*What the task asks:* Return each line of the records holding the string "selected".

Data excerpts
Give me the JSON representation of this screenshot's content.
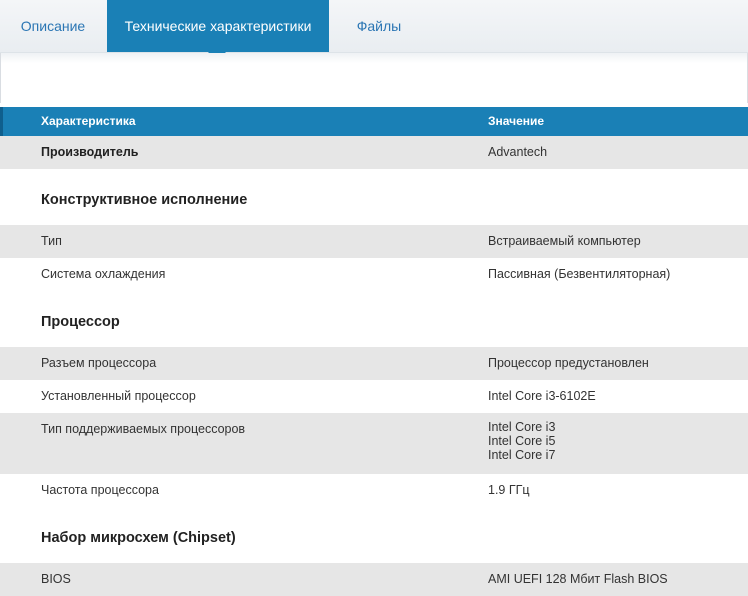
{
  "tabs": [
    {
      "label": "Описание"
    },
    {
      "label": "Технические характеристики"
    },
    {
      "label": "Файлы"
    }
  ],
  "table": {
    "header": {
      "col1": "Характеристика",
      "col2": "Значение"
    },
    "manufacturer": {
      "label": "Производитель",
      "value": "Advantech"
    },
    "sections": [
      {
        "title": "Конструктивное исполнение",
        "rows": [
          {
            "label": "Тип",
            "value": "Встраиваемый компьютер"
          },
          {
            "label": "Система охлаждения",
            "value": "Пассивная (Безвентиляторная)"
          }
        ]
      },
      {
        "title": "Процессор",
        "rows": [
          {
            "label": "Разъем процессора",
            "value": "Процессор предустановлен"
          },
          {
            "label": "Установленный процессор",
            "value": "Intel Core i3-6102E"
          },
          {
            "label": "Тип поддерживаемых процессоров",
            "values": [
              "Intel Core i3",
              "Intel Core i5",
              "Intel Core i7"
            ]
          },
          {
            "label": "Частота процессора",
            "value": "1.9 ГГц"
          }
        ]
      },
      {
        "title": "Набор микросхем (Chipset)",
        "rows": [
          {
            "label": "BIOS",
            "value": "AMI UEFI 128 Мбит Flash BIOS"
          }
        ]
      }
    ]
  }
}
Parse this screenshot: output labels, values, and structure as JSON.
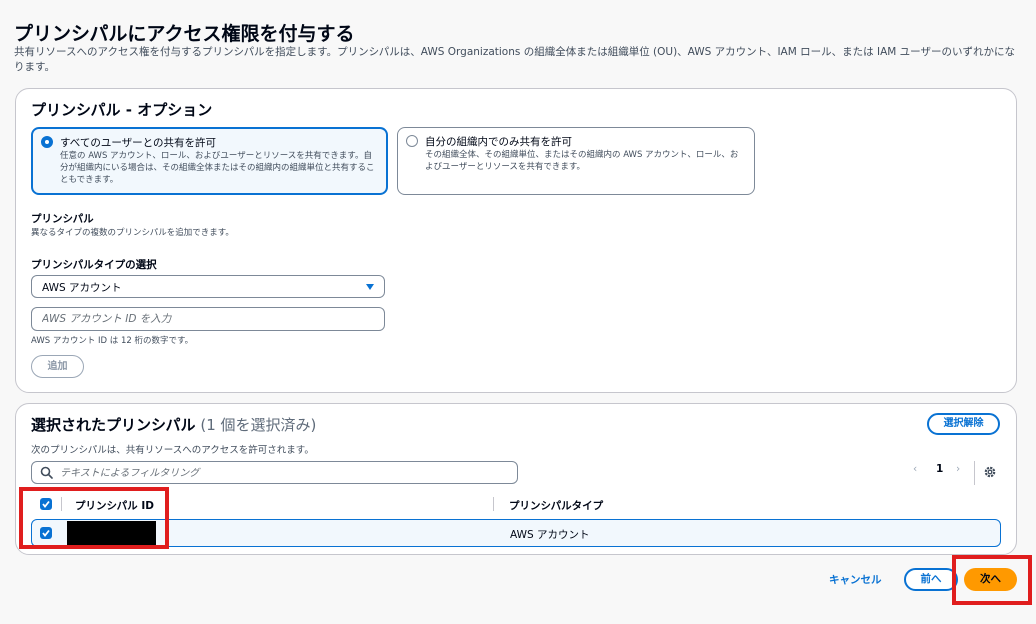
{
  "page": {
    "title": "プリンシパルにアクセス権限を付与する",
    "description": "共有リソースへのアクセス権を付与するプリンシパルを指定します。プリンシパルは、AWS Organizations の組織全体または組織単位 (OU)、AWS アカウント、IAM ロール、または IAM ユーザーのいずれかになります。"
  },
  "options": {
    "title": "プリンシパル - オプション",
    "tiles": [
      {
        "label": "すべてのユーザーとの共有を許可",
        "description": "任意の AWS アカウント、ロール、およびユーザーとリソースを共有できます。自分が組織内にいる場合は、その組織全体またはその組織内の組織単位と共有することもできます。",
        "selected": true
      },
      {
        "label": "自分の組織内でのみ共有を許可",
        "description": "その組織全体、その組織単位、またはその組織内の AWS アカウント、ロール、およびユーザーとリソースを共有できます。",
        "selected": false
      }
    ],
    "principals_label": "プリンシパル",
    "principals_hint": "異なるタイプの複数のプリンシパルを追加できます。",
    "type_label": "プリンシパルタイプの選択",
    "type_value": "AWS アカウント",
    "id_placeholder": "AWS アカウント ID を入力",
    "id_hint": "AWS アカウント ID は 12 桁の数字です。",
    "add_button": "追加"
  },
  "selected": {
    "title": "選択されたプリンシパル",
    "count": "(1 個を選択済み)",
    "description": "次のプリンシパルは、共有リソースへのアクセスを許可されます。",
    "deselect_button": "選択解除",
    "filter_placeholder": "テキストによるフィルタリング",
    "pager": {
      "prev": "‹",
      "page": "1",
      "next": "›"
    },
    "columns": [
      "プリンシパル ID",
      "プリンシパルタイプ"
    ],
    "rows": [
      {
        "id": "",
        "type": "AWS アカウント",
        "checked": true
      }
    ]
  },
  "footer": {
    "cancel": "キャンセル",
    "prev": "前へ",
    "next": "次へ"
  },
  "colors": {
    "accent": "#0972d3",
    "primary_button": "#ff9900",
    "annotation_highlight": "#e01e1e"
  }
}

*Result of this exercise:*
        "selected": true
        "selected": false
  "selected": {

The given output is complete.